**Exercise goal:**
Pick every line out of the entries below that has the string "screenshot", and copy it.

::::

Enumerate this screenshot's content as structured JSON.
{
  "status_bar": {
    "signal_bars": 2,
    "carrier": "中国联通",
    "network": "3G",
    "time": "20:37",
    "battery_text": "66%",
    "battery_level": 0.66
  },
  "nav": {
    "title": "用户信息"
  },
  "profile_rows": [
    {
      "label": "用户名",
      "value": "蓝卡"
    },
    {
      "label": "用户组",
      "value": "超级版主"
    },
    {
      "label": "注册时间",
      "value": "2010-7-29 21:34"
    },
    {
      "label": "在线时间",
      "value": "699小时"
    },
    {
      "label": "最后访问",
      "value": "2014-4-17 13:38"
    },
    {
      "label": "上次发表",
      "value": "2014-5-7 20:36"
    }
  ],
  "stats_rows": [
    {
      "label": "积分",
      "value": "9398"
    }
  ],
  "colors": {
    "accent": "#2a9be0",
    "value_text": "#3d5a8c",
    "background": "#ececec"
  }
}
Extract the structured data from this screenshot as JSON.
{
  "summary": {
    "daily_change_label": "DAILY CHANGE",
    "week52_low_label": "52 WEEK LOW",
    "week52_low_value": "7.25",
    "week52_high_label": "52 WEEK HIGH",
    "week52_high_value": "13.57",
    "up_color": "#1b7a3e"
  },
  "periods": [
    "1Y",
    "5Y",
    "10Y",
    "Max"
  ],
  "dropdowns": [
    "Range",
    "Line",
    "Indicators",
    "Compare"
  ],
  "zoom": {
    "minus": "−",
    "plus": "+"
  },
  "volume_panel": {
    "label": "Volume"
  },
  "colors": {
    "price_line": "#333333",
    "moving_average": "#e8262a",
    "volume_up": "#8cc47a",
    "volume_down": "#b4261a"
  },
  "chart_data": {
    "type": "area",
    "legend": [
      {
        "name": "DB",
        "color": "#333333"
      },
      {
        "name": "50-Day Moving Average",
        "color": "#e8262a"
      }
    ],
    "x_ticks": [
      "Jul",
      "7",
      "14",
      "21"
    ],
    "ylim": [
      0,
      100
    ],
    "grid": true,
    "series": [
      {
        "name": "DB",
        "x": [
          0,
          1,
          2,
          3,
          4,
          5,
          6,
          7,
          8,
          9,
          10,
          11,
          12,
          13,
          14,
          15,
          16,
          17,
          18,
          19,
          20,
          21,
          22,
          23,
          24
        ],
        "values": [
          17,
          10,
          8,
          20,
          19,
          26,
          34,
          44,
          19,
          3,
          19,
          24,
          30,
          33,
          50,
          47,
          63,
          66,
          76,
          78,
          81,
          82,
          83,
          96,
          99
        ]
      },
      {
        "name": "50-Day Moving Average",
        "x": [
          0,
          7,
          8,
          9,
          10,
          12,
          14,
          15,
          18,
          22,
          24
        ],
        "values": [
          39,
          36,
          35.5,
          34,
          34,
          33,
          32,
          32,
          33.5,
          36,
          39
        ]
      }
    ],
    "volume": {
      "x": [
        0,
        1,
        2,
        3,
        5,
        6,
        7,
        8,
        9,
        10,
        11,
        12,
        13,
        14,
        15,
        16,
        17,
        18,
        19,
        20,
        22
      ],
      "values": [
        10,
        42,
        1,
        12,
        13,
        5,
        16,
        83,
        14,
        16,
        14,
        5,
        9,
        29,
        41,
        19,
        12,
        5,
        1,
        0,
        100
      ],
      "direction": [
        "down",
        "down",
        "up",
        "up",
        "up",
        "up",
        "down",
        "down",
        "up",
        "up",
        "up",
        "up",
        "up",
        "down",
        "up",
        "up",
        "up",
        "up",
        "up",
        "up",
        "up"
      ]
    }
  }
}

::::

**Output for this exercise:**
Enumerate this screenshot's content as structured JSON.
Extract the structured data from this screenshot as JSON.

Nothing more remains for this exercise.